__DATA TO USE__:
Content starts

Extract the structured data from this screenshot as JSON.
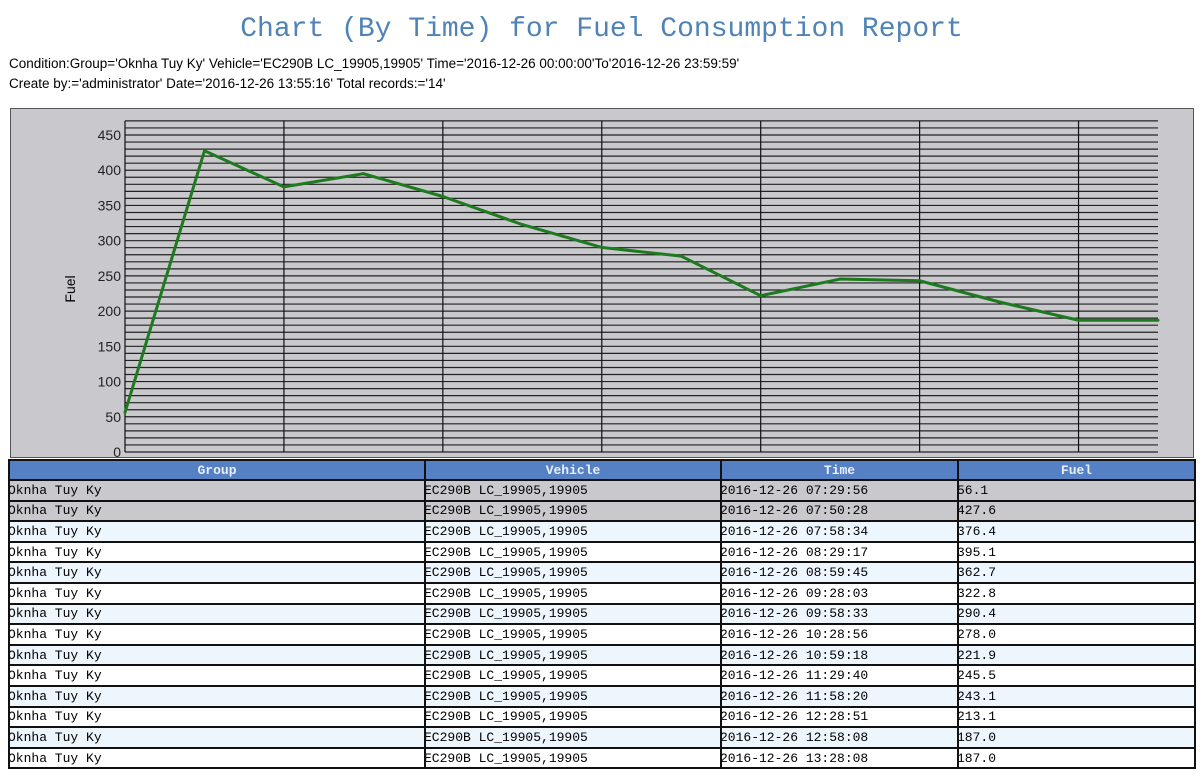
{
  "title": "Chart (By Time) for Fuel Consumption Report",
  "condition_line": "Condition:Group='Oknha Tuy Ky' Vehicle='EC290B LC_19905,19905' Time='2016-12-26 00:00:00'To'2016-12-26 23:59:59'",
  "create_line": "Create by:='administrator' Date='2016-12-26 13:55:16' Total records:='14'",
  "chart_data": {
    "type": "line",
    "ylabel": "Fuel",
    "xlabel": "",
    "ylim": [
      0,
      470
    ],
    "yticks": [
      0,
      50,
      100,
      150,
      200,
      250,
      300,
      350,
      400,
      450
    ],
    "grid": true,
    "line_color": "#1e7a1e",
    "x": [
      "2016-12-26 07:29:56",
      "2016-12-26 07:50:28",
      "2016-12-26 07:58:34",
      "2016-12-26 08:29:17",
      "2016-12-26 08:59:45",
      "2016-12-26 09:28:03",
      "2016-12-26 09:58:33",
      "2016-12-26 10:28:56",
      "2016-12-26 10:59:18",
      "2016-12-26 11:29:40",
      "2016-12-26 11:58:20",
      "2016-12-26 12:28:51",
      "2016-12-26 12:58:08",
      "2016-12-26 13:28:08"
    ],
    "values": [
      56.1,
      427.6,
      376.4,
      395.1,
      362.7,
      322.8,
      290.4,
      278.0,
      221.9,
      245.5,
      243.1,
      213.1,
      187.0,
      187.0
    ]
  },
  "table": {
    "headers": [
      "Group",
      "Vehicle",
      "Time",
      "Fuel"
    ],
    "rows": [
      [
        "Oknha Tuy Ky",
        "EC290B LC_19905,19905",
        "2016-12-26 07:29:56",
        "56.1"
      ],
      [
        "Oknha Tuy Ky",
        "EC290B LC_19905,19905",
        "2016-12-26 07:50:28",
        "427.6"
      ],
      [
        "Oknha Tuy Ky",
        "EC290B LC_19905,19905",
        "2016-12-26 07:58:34",
        "376.4"
      ],
      [
        "Oknha Tuy Ky",
        "EC290B LC_19905,19905",
        "2016-12-26 08:29:17",
        "395.1"
      ],
      [
        "Oknha Tuy Ky",
        "EC290B LC_19905,19905",
        "2016-12-26 08:59:45",
        "362.7"
      ],
      [
        "Oknha Tuy Ky",
        "EC290B LC_19905,19905",
        "2016-12-26 09:28:03",
        "322.8"
      ],
      [
        "Oknha Tuy Ky",
        "EC290B LC_19905,19905",
        "2016-12-26 09:58:33",
        "290.4"
      ],
      [
        "Oknha Tuy Ky",
        "EC290B LC_19905,19905",
        "2016-12-26 10:28:56",
        "278.0"
      ],
      [
        "Oknha Tuy Ky",
        "EC290B LC_19905,19905",
        "2016-12-26 10:59:18",
        "221.9"
      ],
      [
        "Oknha Tuy Ky",
        "EC290B LC_19905,19905",
        "2016-12-26 11:29:40",
        "245.5"
      ],
      [
        "Oknha Tuy Ky",
        "EC290B LC_19905,19905",
        "2016-12-26 11:58:20",
        "243.1"
      ],
      [
        "Oknha Tuy Ky",
        "EC290B LC_19905,19905",
        "2016-12-26 12:28:51",
        "213.1"
      ],
      [
        "Oknha Tuy Ky",
        "EC290B LC_19905,19905",
        "2016-12-26 12:58:08",
        "187.0"
      ],
      [
        "Oknha Tuy Ky",
        "EC290B LC_19905,19905",
        "2016-12-26 13:28:08",
        "187.0"
      ]
    ]
  }
}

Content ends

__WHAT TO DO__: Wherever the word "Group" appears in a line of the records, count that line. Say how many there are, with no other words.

__TASK OUTPUT__: 2